            The Oxford Dictionary of Media and Communication defines reification as
“a representational practice which functions to establish the self-evident reality of the concept in question, treating it as if it has the ontological status of a specific physical thing in an objective material world. Reification suppresses the human intervention involved in the defining process as if the signifier were neutral and had been an integral part of a pre-existing thing in the world.”. In essence, this says that reification takes place when a concept becomes taken for granted as an actual thing. It goes on to give supporting examples including the mind, technology such as television and computers. Carrying on this idea, our acceptance of corporations as actors or entities in our daily lives might also be considered reification.

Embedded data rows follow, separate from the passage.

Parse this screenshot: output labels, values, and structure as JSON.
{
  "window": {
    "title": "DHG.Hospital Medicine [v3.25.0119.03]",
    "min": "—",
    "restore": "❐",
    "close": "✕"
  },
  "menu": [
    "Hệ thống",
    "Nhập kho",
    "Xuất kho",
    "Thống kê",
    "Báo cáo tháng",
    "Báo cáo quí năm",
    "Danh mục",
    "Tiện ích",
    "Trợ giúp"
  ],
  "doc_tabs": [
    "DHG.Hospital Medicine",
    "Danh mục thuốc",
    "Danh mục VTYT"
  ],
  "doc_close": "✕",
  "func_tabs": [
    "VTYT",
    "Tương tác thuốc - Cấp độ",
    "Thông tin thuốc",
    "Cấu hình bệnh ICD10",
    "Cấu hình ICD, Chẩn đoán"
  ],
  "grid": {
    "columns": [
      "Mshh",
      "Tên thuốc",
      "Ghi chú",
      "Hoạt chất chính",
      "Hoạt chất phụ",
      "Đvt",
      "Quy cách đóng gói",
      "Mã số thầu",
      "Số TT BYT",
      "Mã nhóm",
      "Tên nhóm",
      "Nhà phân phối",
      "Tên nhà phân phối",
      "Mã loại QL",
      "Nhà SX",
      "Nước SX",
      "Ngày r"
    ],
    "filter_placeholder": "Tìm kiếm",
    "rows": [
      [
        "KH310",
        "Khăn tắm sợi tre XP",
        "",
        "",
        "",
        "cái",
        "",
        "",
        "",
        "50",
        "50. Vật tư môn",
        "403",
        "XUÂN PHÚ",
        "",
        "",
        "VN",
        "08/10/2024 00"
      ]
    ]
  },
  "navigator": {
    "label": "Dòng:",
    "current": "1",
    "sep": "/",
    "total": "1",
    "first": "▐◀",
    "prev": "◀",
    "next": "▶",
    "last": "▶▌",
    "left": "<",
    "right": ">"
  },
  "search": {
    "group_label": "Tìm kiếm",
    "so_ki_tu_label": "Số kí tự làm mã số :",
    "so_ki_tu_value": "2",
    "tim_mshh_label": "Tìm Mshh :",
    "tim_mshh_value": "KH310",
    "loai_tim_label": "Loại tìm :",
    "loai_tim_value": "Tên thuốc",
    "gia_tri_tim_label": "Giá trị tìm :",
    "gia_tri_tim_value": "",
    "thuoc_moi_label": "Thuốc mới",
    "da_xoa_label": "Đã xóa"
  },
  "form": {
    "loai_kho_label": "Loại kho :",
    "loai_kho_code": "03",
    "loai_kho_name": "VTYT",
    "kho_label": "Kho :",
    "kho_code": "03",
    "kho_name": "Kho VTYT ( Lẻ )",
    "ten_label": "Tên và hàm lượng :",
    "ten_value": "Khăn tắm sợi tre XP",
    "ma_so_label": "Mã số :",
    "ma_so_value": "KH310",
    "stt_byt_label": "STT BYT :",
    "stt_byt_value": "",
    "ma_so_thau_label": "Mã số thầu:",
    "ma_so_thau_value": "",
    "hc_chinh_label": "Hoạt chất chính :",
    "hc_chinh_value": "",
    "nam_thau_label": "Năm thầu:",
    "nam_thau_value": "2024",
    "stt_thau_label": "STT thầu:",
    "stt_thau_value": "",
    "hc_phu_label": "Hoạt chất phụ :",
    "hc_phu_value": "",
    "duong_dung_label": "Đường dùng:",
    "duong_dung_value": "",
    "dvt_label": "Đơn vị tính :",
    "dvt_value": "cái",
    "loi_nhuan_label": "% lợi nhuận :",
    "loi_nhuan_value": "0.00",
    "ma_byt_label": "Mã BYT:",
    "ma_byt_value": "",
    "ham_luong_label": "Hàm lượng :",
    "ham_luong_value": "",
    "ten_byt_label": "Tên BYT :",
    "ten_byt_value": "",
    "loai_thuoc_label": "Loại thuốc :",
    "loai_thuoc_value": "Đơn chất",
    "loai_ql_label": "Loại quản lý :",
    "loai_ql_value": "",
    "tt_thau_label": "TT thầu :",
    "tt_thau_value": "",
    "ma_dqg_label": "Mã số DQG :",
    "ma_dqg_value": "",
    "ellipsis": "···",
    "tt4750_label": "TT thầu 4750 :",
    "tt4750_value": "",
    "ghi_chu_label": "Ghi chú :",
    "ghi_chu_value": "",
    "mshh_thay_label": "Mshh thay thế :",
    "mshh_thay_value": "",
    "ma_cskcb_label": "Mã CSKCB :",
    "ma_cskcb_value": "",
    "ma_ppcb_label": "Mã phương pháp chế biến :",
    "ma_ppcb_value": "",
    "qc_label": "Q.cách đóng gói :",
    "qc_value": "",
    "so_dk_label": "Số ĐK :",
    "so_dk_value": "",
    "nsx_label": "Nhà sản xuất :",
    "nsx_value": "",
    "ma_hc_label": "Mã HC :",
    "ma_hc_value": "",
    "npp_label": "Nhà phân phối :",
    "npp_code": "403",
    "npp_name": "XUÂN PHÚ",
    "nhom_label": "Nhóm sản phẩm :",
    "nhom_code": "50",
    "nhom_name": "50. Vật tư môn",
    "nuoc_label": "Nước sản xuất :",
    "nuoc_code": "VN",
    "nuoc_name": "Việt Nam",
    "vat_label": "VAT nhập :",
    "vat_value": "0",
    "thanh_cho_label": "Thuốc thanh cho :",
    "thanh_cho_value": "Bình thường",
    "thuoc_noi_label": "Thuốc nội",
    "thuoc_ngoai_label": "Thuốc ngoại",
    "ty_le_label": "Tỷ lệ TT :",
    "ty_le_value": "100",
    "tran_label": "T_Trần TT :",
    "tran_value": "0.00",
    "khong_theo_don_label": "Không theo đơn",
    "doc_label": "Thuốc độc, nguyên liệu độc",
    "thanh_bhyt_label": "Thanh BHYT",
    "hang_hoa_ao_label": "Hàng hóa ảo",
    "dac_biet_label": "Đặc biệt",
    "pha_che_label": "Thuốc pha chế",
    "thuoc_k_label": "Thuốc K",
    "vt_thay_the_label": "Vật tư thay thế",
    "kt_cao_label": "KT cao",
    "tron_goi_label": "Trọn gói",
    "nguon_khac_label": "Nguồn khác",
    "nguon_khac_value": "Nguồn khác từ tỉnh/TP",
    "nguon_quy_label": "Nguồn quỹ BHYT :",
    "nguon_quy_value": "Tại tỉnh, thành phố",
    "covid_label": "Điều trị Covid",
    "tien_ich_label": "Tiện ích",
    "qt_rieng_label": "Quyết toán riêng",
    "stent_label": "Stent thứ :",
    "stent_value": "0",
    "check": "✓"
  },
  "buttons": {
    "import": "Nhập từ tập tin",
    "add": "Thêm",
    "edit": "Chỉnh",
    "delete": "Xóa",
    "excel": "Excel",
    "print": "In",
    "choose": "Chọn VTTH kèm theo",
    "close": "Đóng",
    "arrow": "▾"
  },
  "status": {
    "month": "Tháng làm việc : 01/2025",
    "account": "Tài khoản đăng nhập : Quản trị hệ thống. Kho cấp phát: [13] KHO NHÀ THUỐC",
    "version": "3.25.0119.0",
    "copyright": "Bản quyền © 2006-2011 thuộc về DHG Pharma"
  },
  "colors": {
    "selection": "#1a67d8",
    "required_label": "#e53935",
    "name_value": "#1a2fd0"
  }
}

1. Scott, John, inasdf and Gordon Marshall. "reification." In A Dictionary of Sociology,    Oxford University Press. (, n.d.). Retrieved 25 Nov. 2012, from http://www.oxfordreference.com.proxy.lib.uwaterloo.ca/view/10.1093/acref/9780199533008.001.0001/acref-9780199533008-e-1906
2. "reification." In , . (, n.d.). Retrieved 25 Nov. 2012, from http://www.oxfordreference.com.proxy.lib.uwaterloo.ca/view/10.1093/oi/authority.20110803100412880
3. Joffre Essley, . House Design Coffee, "Gestalt Laws." Accessed November 25, 2012. http://www.house-design-coffee.com/gestalt-laws.html.


The meaning of heuristic is most often equated with that of  the more commonly spoken "rule of thumb". The OED defines "rule of thumb" as a  "Method or procedure derived from practice or experience, rather than theory or scientific knowledge; a roughly practical method". If we compare its definition to that of a heuristic we find little difference: "method or process proceeding to a solution by trial and error or by rules that are only loosely defined". As the word heuristic is derived from the Greek heuriskō, meaning "to find" it might be expected that all heuristics are discovered, however this is not the case. Since our survival has always depended on the ability to make quick decisions in a fast-moving and complex environment, we are born equipped with a number of heuristics which constitute our instincts. Unlike heuristics emerging from trial and error within our lifetime, these are the product of natural selection which eliminates all approaches which do not lead to the organism passing on its genes. Instincts do not determine the single correct response for any given situation since this is impractical from an evolutionary standpoint. Instead, our instincts help to limit or guide our responses to those which have yielded the best results in the past, much like a "rule of thumb".

            In the book Gut Feelings by Gerd Gigerenzer, the phenomena of heuristics is illustrated with "the gaze heuristic", involved in catching a ball already high up in the air. Whereas a perfect/formal method exists in which the trajectory and landing of the ball could be calculated mathematically, such a solution would be neither efficient nor effective in helping catch the ball on time.
Here, the gaze heuristic is described so as to catch a ball already high up in the air, by this             method your location should be that of the ball as it lands.:

"Fix your gaze on the ball, start running, and adjust your running speed so that the angle of gaze remains constant."
            Like catching a ball, many of the situations we face in life require solutions that are timely and practical rather than one hundred percent accurate. Though heuristic may sound more technical than “rule of thumb” its meaning does not extend a great deal beyond it.


1. Rouse, . WhatIs.com, "heuristic." Last modified 2009. Accessed November 25, 2012.    http://whatis.techtarget.com/definition/heuristic.
2. Soegaard ,Mads, and Dam. The Interaction Design Foundation, "The Encyclopedia     of Human-Computer Interaction." Last modified 2012. Accessed November 25, 2012.           http://www.interaction-design.org/encyclopedia/heuristics_and_heuristic_evaluation.html
3. GIGERENZER, GERD. Gut Feelings: The intelligence of the unconscious. Penguin       Group, 2007.
4. "heuristic, adj. and n.". OED Online. September 2012. Oxford University Press.            http://www.oed.com/view/Entry/86554?redirectedFrom=heuristic (accessed    November 25, 2012).